And yet Germany, followed by the European Community and the West generally, recognized these lines on the map as diplomatically acceptable borders. Greece, to its credit, hesitated and opposed the EC's recognition of the Tito lines as representing legitimate, independent states. The US, too, was cautious, as it was about the recognition of much of the former USSR as newly-acceptable, and truly independent states.
But finally, the US and others have, without imposing any true legal, moral or historical criteria, accepted and diplomatically recognized the independence of all the former Soviet republics, and the former Yugoslav administrative areas. This wave of acceptances, or diplomatic recognitions, poses a significant number of problems for the world community.
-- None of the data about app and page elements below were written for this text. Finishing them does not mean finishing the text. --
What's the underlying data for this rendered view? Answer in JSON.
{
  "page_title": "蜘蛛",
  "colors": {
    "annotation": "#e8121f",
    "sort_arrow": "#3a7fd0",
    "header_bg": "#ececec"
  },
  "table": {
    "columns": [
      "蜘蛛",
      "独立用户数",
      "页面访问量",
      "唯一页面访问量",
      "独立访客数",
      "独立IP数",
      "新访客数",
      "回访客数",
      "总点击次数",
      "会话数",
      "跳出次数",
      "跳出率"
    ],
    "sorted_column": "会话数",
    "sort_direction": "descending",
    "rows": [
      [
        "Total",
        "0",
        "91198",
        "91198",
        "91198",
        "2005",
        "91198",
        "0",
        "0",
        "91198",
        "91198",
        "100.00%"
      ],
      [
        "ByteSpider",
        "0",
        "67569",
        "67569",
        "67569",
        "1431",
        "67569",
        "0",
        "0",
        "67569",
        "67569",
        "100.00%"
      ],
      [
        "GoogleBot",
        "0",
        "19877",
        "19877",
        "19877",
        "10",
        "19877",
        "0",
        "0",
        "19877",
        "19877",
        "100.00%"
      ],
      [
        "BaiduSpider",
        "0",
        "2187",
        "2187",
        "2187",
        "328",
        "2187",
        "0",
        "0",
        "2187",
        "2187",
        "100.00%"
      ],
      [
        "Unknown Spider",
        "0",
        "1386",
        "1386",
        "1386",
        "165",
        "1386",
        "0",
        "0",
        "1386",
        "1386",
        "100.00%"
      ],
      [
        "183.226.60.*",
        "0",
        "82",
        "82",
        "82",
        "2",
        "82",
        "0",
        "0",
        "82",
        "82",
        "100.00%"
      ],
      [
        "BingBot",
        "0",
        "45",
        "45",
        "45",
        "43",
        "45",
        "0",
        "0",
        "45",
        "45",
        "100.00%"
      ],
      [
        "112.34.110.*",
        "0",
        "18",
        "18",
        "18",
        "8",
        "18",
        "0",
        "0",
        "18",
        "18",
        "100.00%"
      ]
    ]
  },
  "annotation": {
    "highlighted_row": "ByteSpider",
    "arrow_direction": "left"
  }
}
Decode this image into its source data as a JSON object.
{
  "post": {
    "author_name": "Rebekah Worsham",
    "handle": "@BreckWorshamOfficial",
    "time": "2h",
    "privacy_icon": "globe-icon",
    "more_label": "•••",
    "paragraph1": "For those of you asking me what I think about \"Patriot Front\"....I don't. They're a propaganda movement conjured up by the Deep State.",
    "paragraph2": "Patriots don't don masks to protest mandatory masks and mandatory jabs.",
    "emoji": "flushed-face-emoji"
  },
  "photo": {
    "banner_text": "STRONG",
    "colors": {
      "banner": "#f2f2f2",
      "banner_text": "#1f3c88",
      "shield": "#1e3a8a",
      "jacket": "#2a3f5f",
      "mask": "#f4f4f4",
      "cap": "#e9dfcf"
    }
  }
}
The first and most obvious is the fact that a significant number of other new states (or captive old states) can legitimately demand international recognition as to their true independence. The Tatars of Russia are one of several true nations within the former USSR who are demanding such recognition.
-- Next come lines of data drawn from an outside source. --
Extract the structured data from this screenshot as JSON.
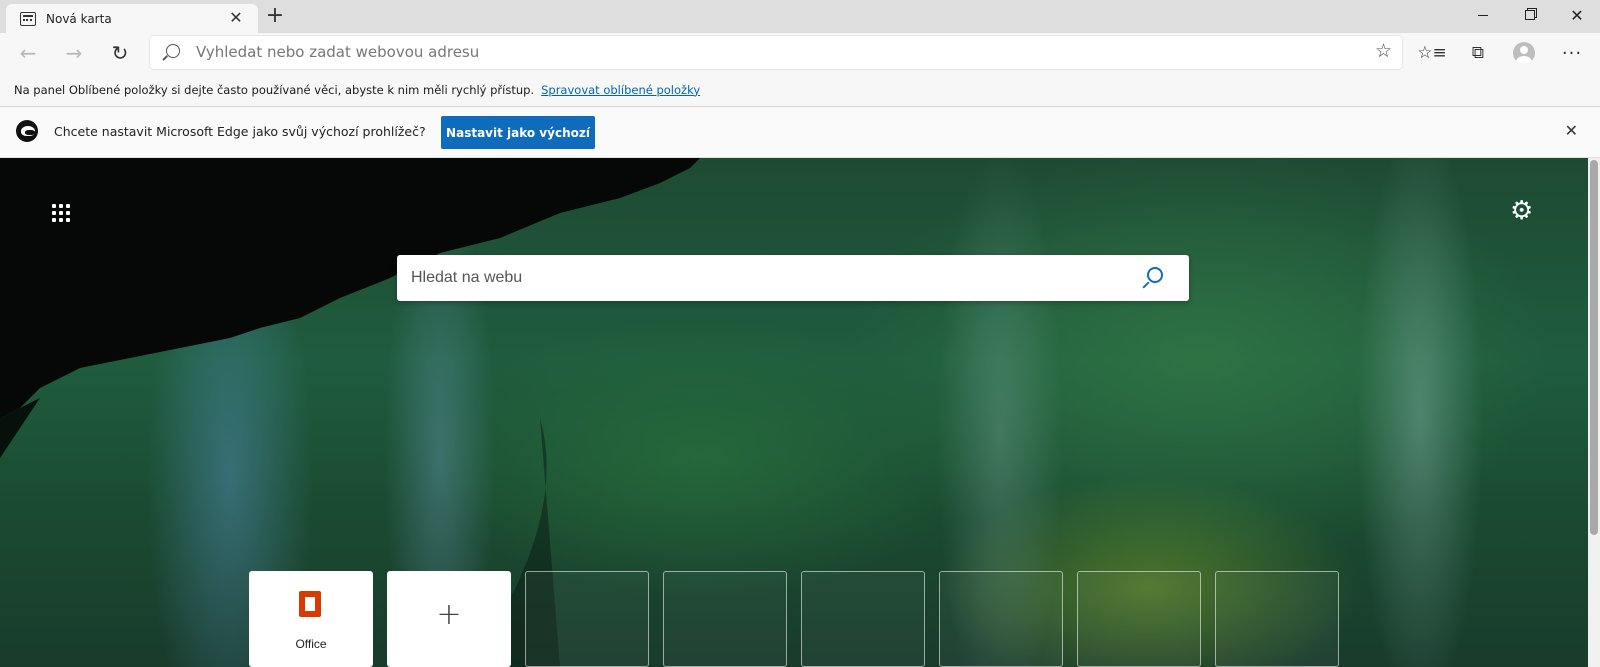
{
  "tab": {
    "title": "Nová karta",
    "close": "✕",
    "new_tab": "+"
  },
  "window": {
    "close": "✕"
  },
  "toolbar": {
    "back": "←",
    "forward": "→",
    "refresh": "↻",
    "address_placeholder": "Vyhledat nebo zadat webovou adresu",
    "favorite": "☆",
    "favorites_list": "☆≡",
    "collections": "⧉",
    "more": "···"
  },
  "favbar": {
    "text": "Na panel Oblíbené položky si dejte často používané věci, abyste k nim měli rychlý přístup.",
    "link": "Spravovat oblíbené položky"
  },
  "infobar": {
    "text": "Chcete nastavit Microsoft Edge jako svůj výchozí prohlížeč?",
    "button": "Nastavit jako výchozí",
    "close": "✕"
  },
  "ntp": {
    "search_placeholder": "Hledat na webu",
    "settings": "⚙",
    "tiles": [
      {
        "label": "Office",
        "kind": "office"
      },
      {
        "label": "+",
        "kind": "add"
      }
    ]
  },
  "colors": {
    "accent": "#0f6cbd",
    "office": "#d83b01",
    "link": "#0066b4"
  }
}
The Skills of India's Punjab are demanding international recognition of their independence, as are Indian-controlled Kashmiris. And virtually any of a hundred Indian states could equally demand such recognition. As could the Scots, the Welsh and the Navajos. And why not? They have historical proof of their former independence and viability as independent states.
What, indeed, are the criteria for acceptance as an independent state? Control of one's own geography? Perhaps this is the strongest claim, but it may include allowance for conquest of that territory at some stage by conflict, which the tenets of the UN prohibit. Even so, the UN has ignored this tenet in the past, and will certainly do so again. Not self-determination, because most states do not meet this "requirement".
What is now more true than ever is that no state exists alone, in isolation or true independence. All are interdependent. All states, moreover, are the result of historical accretion of peoples, either by migration, evolution or conquest. The aborigines of Australia themselves displaced an earlier people.
So if today the independence of Croatia is accepted, or Azerbaijan, then so too must the independence of Transkei, Ciskei and Bophuthatswana, because they are now being threatened by renewed conquest by the African National Congress (ANC) which seeks to take over South Africa.